The name of Cervantes of Spain honors the author of the 17th-century novel Don Quixote, considered to be one of Spain’s finest writers. The traditions of the Iberian Peninsula are held in high regard throughout the eatery, where flamenco dancers whirl billowing skirts in paintings above Spanish Renaissance–style furniture. At those tables, conversation swells around tapas such as spanish chorizo sautéed in sherry. The heat of traditional, fire-blackened pans continues to cook lobster, scallops, and sausage with saffron rice in Valencia-style paella. Live flamenco and jazz musicians fill the space with the complex rhythms of a tap dancer in a bubble-wrap factory, and open-pit pig roasts fill the outdoor patio with succulent aromas. Glasses clink together, letting the bouquets of Spanish wines blend and slices of fruit drift slowly down through six types of sangria.
During the day, Trattoria Bel Paese cuts a humble figure with its deli area bursting with grilled panini, fresh salads, and Italian hero sandwiches. By night, though, chefs draw a curtain around the glass counter and, according to Teresa Politano of the Star-Ledger, this "unassuming little Clark Kent of a restaurant" sheds its eyeglasses to fight villainous hunger with a menu of authentic Sicilian and Italian specialties. Heaping portions of pastas with sweet red sauce and veal with cream sauce perch atop the floral tablecloths with gluten-free and organic ingredients substituted in by request. Platters of hot chicken parmigiana and fresh black mussels with marinara also zoom to special events or impromptu reenactments of special events under the supervision of Trattoria Bel Paese's catering team.

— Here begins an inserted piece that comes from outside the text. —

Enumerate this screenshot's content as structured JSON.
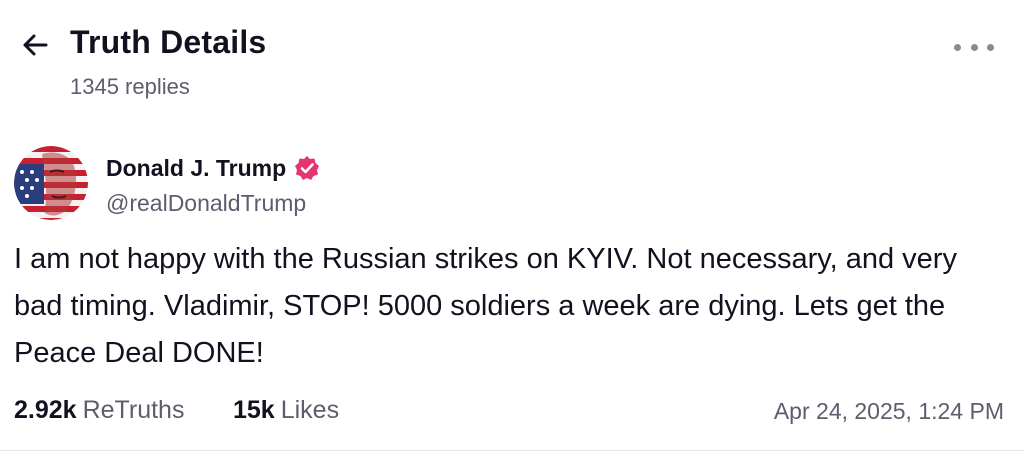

Muscle memory guides longtime cooks' hands as they gather slivers of Boar's Head turkey and slices of imported swiss cheese, fold them inside marble rye, and seal them together with russian dressing. The Gourmet Deli's staff have spent two decades assembling imported meats and cheeses into hearty breakfast and lunch items, as well as getting to know patrons on a first-name basis. In back, the italian deli's refrigerators brim with cater-ready fare such as 6-foot subs and party platters capable of feeding large crowds or small giants.
The grillmasters at Rebel BBQ put a spicy Portuguese twist on classic, American BBQ. They prep the familiar—pork ribs, burgers, and wings—alongside not-so-familiar Portuguese favorites such as steak sandwiches, seafood paella, and chouriço, a smoky Portuguese sausage akin to chorizo. And, thanks to Rebel BBQ’s generous BYOB policy, the chefs encourage diners to wash down meals with brought-from-home beverages such as beer, wine, or chalices of molten butter.
At Koto Asian Fusion, talented chefs forge fresh sashimi platters, hand-rolled sushi, and wok-grilled entrees to create a menu that showcases a panoply of cooking styles and cultures. Pillowy pan-fried gyoza dumplings and salty edamame rev up appetites before main meals of broiled eel una ju or grilled lemongrass shrimp. Like Frank Lloyd Wright's mansion built from caviar, the deftly arranged 15-piece sashimi deluxe entree combines aesthetic beauty with the delectability of fine cuisine, eliciting awestruck gasps with colorful garnishes of sauces and veggies. Diners can also sample the umami-packed morsels of China and Southeast Asia with sizzling dishes of thai coconut chicken, yung ginger duck, and thai seafood casserole, which spotlights more fresh seafood than Poseidon's annual talent show.
The chefs at Il Gabbiano pack their menu of authentic Italian dishes with fresh, seasonal ingredients and seafood. Pairs can take edible trips across the Italian peninsula with the antipasto caldo for two ($14.95), which unites eggplant rollatini and stuffed mushrooms from the land with reclusive sea dwellers, including shrimp, mussels, and clams oreganata. Tendrils of linguine Gabbiano ($21.95) anchor succulent morsels of lobster, shrimp, and clams to plates and form edible lassos to corral wild forks. Al dente rigatoni noodles ($13.95) simmer with shallots and tomatoes in a rich vodka cream sauce. Chefs gingerly stuff the vitello Gabbiano's ($17.95) veal cutlet with prosciutto and fontina cheese before drizzling the finished product with a porcini-mushroom sauce. The BYOB eatery swathes its candlelit tables with crisp, white tablecloths and prints napkins with sheet music for romantic string quartets.